Nothing could be more important for the country than a nationwide public safety network. That’s other than getting it built and correctly, on time and on budget. Let us not forget about those bothersome details. So, what is the plan for that $7 billion and the 700mHz D block allocations that the NTIA’s FirstNet has been granted, and why is it that so many people in the telecom industry do not know anything about it?
Getting anything accomplished, particularly along the lines of something the size of FirstNet, requires a massive coordination of efforts and awareness, but that’s exactly what seems to be the issue at the moment.
As significant as FirstNet is to the United States, and considering the dire urgency of its creation, there doesn’t seem to be any alignment of the goals and objectives along with the messaging for the masses.
To be clear, it is not very clear.
Maybe it is just that I do not frequent the public safety network conferences, but it does seem odd that with so much necessity to rely on commercial networks to achieve the full nationwide FirstNet network build there is not an increased level of exposure to the broader industry that I am a part of. It is peculiar to me that such a large public works infrastructure project that would certainly create numerous, coveted jobs does not have any structured public information campaign.
Step 1 for the nationwide FirstNet communications network plan should probably be a nationwide corporate communications plan.
Over the past three months, after having presented at numerous telecom industry conferences in front of hundreds of people and having had conversations with several key people in executive management as well as investment banking positions where I have raised the topic of FirstNet, I have only come across two people who knew anything about it, and surprise, they were both lawyers based in Washington, D.C.
A $7-billion federally funded start-up communications business should surely be getting more attention than it has. The lack of general awareness, coupled with the size and scope of the plan, has come as somewhat of a shock to all of the people that I have spoken with about this.
The reactions range from curiosity to outright disbelief, and even in one situation, a senior level telecom executive got quite perturbed about it and indicated that it would be best for the federal government to stay out of his business. One thing was common across all, even the two lawyers: they believe there is a better than good chance that FirstNet will never happen. The two primary reasons cited were that if there is a change in the White House come November, there might not be any political will to support FirstNet going forward, and that even if it did continue it would fail because in the end it is the federal government and it cannot run anything successfully anyway.

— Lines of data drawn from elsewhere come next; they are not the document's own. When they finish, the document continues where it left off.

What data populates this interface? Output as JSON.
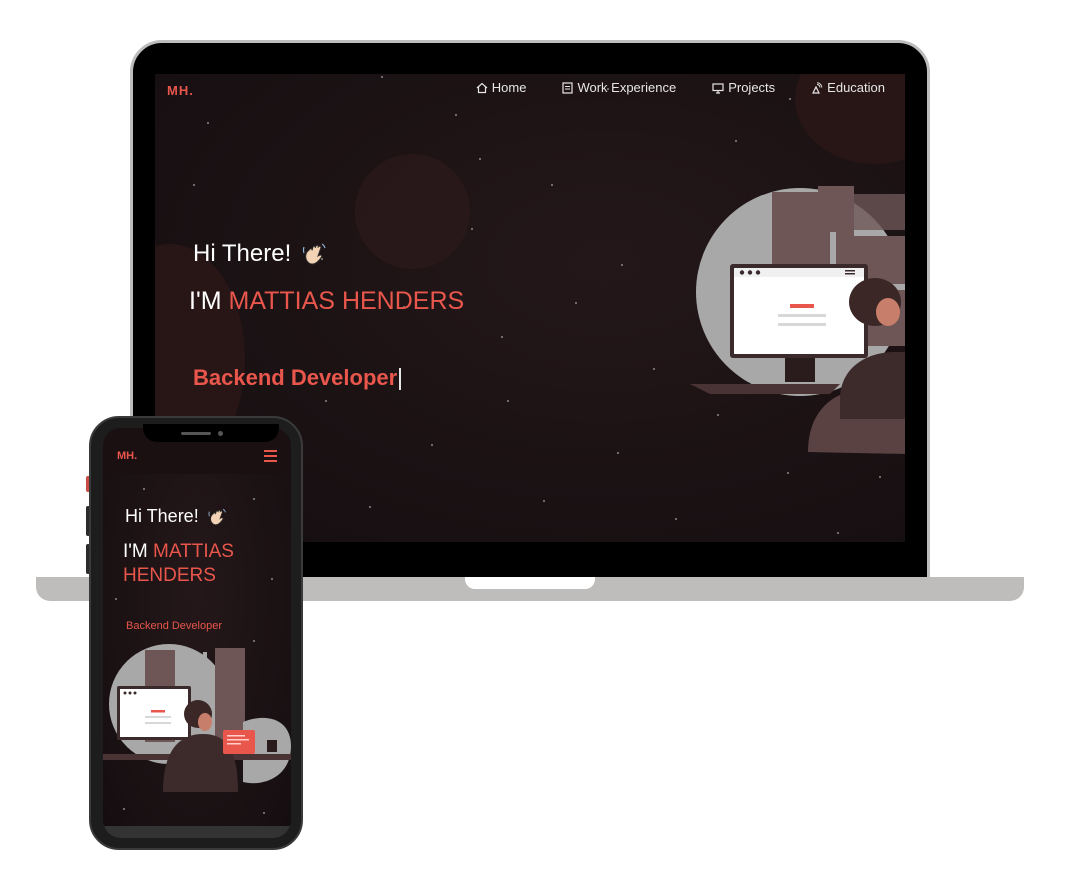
{
  "site": {
    "logo": "MH.",
    "nav": [
      {
        "label": "Home",
        "icon": "home-icon"
      },
      {
        "label": "Work Experience",
        "icon": "document-icon"
      },
      {
        "label": "Projects",
        "icon": "monitor-icon"
      },
      {
        "label": "Education",
        "icon": "antenna-icon"
      }
    ],
    "greeting": "Hi There!",
    "name_prefix": "I'M",
    "name_first": "MATTIAS",
    "name_last": "HENDERS",
    "role": "Backend Developer"
  },
  "colors": {
    "accent": "#e8564c",
    "background": "#1b1214",
    "text": "#ffffff"
  }
}
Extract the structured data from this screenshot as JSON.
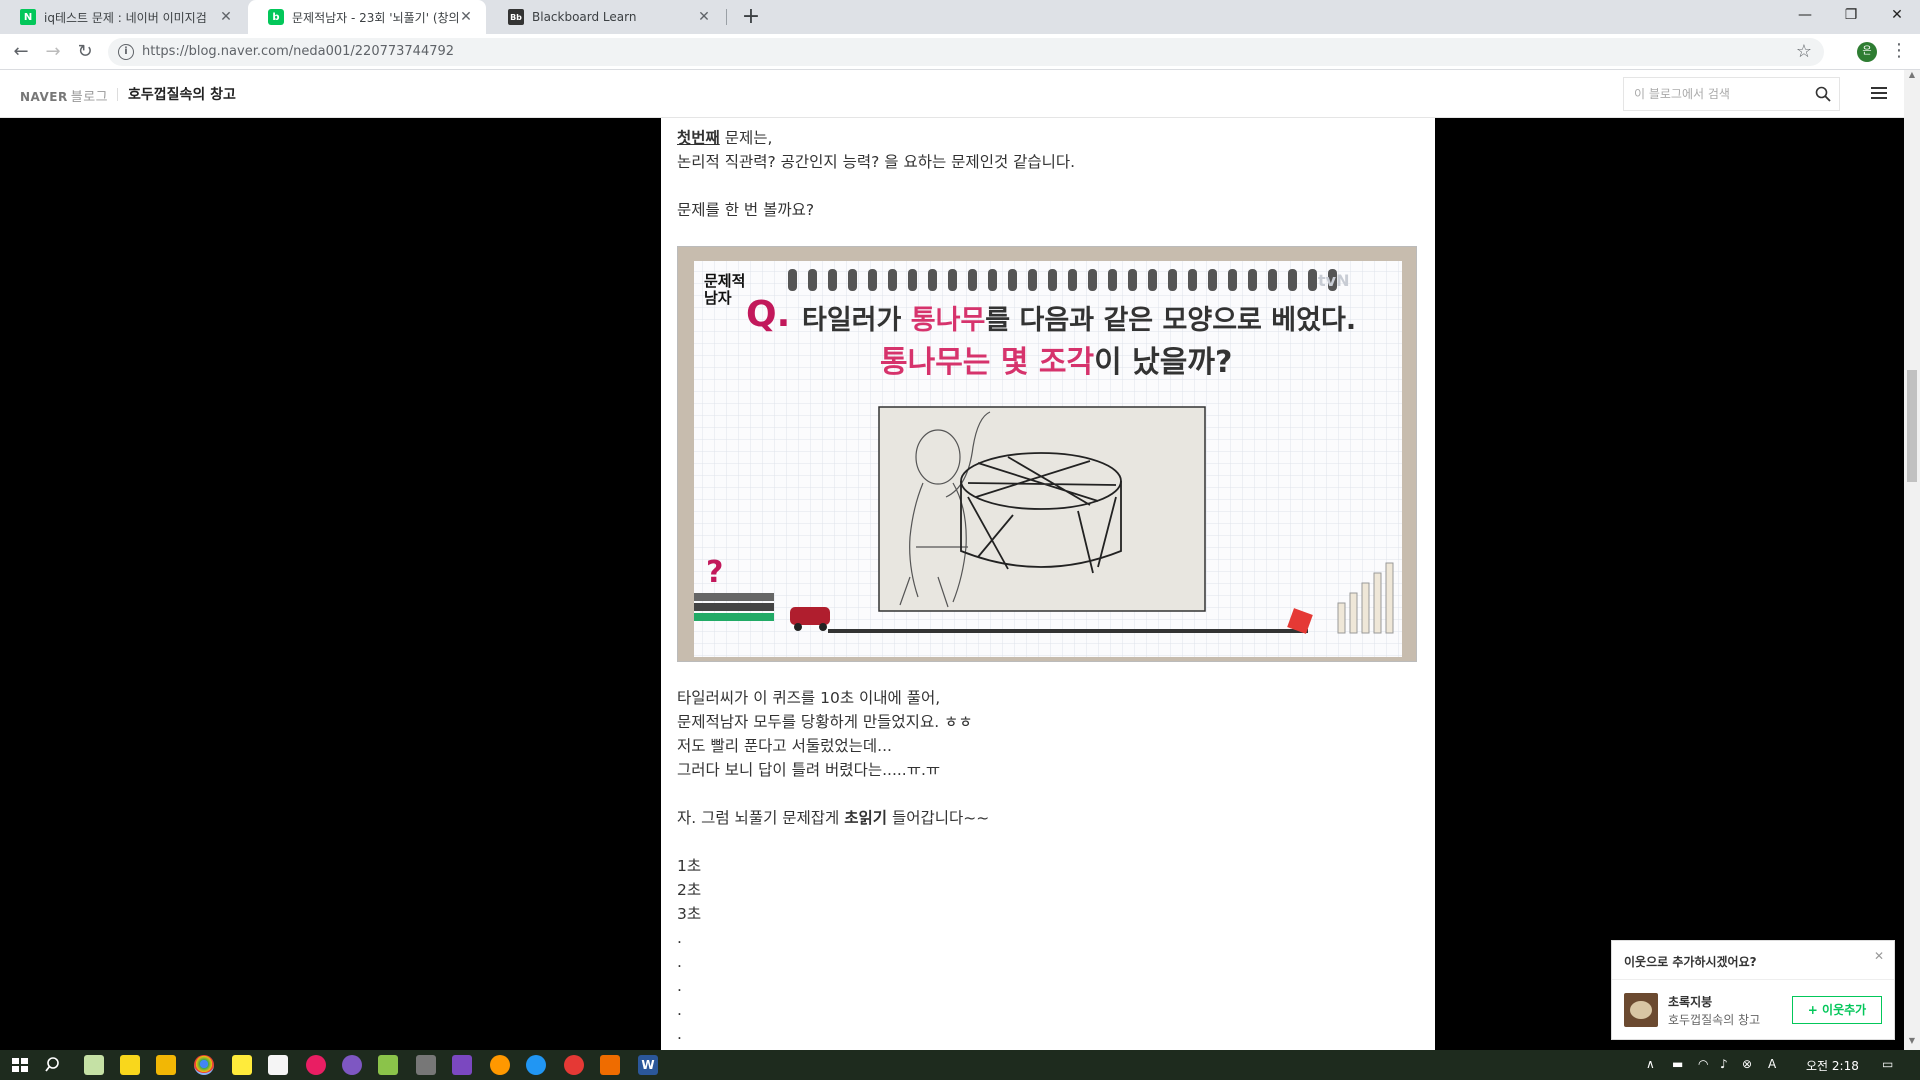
{
  "browser": {
    "tabs": [
      {
        "title": "iq테스트 문제 : 네이버 이미지검",
        "favicon": "naver-n-icon",
        "active": false
      },
      {
        "title": "문제적남자 - 23회 '뇌풀기' (창의",
        "favicon": "naver-blog-icon",
        "active": true
      },
      {
        "title": "Blackboard Learn",
        "favicon": "blackboard-icon",
        "active": false
      }
    ],
    "url": "https://blog.naver.com/neda001/220773744792",
    "profile_initial": "은"
  },
  "blog_header": {
    "logo": "NAVER",
    "logo_sub": "블로그",
    "blog_title": "호두껍질속의 창고",
    "search_placeholder": "이 블로그에서 검색"
  },
  "post": {
    "line1_bold": "첫번째",
    "line1_rest": " 문제는,",
    "line2": "논리적 직관력? 공간인지 능력? 을 요하는 문제인것 같습니다.",
    "line3": "문제를 한 번 볼까요?",
    "image": {
      "show_logo": "문제적 남자",
      "channel": "tvN",
      "q_mark": "Q.",
      "question_line1_pre": "타일러가 ",
      "question_line1_hl": "통나무",
      "question_line1_post": "를 다음과 같은 모양으로 베었다.",
      "question_line2_hl": "통나무는 몇 조각",
      "question_line2_post": "이 났을까?"
    },
    "para2": [
      "타일러씨가 이 퀴즈를 10초 이내에 풀어,",
      "문제적남자 모두를 당황하게 만들었지요. ㅎㅎ",
      "저도 빨리 푼다고 서둘렀었는데...",
      "그러다 보니 답이 틀려 버렸다는.....ㅠ.ㅠ"
    ],
    "line_count_pre": "자. 그럼 뇌풀기 문제잡게 ",
    "line_count_bold": "초읽기",
    "line_count_post": " 들어갑니다~~",
    "countdown": [
      "1초",
      "2초",
      "3초",
      ".",
      ".",
      ".",
      ".",
      "."
    ]
  },
  "popup": {
    "question": "이웃으로 추가하시겠어요?",
    "name": "초록지붕",
    "blog": "호두껍질속의 창고",
    "add_label": "+ 이웃추가"
  },
  "taskbar": {
    "time": "오전 2:18",
    "ime": "A"
  },
  "colors": {
    "naver_green": "#03c75a",
    "highlight_pink": "#d6336c",
    "taskbar_bg": "#1e2b1e"
  }
}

Is it cynicism, reality, or a combination of both? One thing is certain – the U.S. lacks a sound, cohesive, nationwide broadband (fiber and wireless) infrastructure plan. Hopefully the newly elected 15-member board of FirstNet can create a real network plan and actually execute on it. If they cannot, or do not, then who will?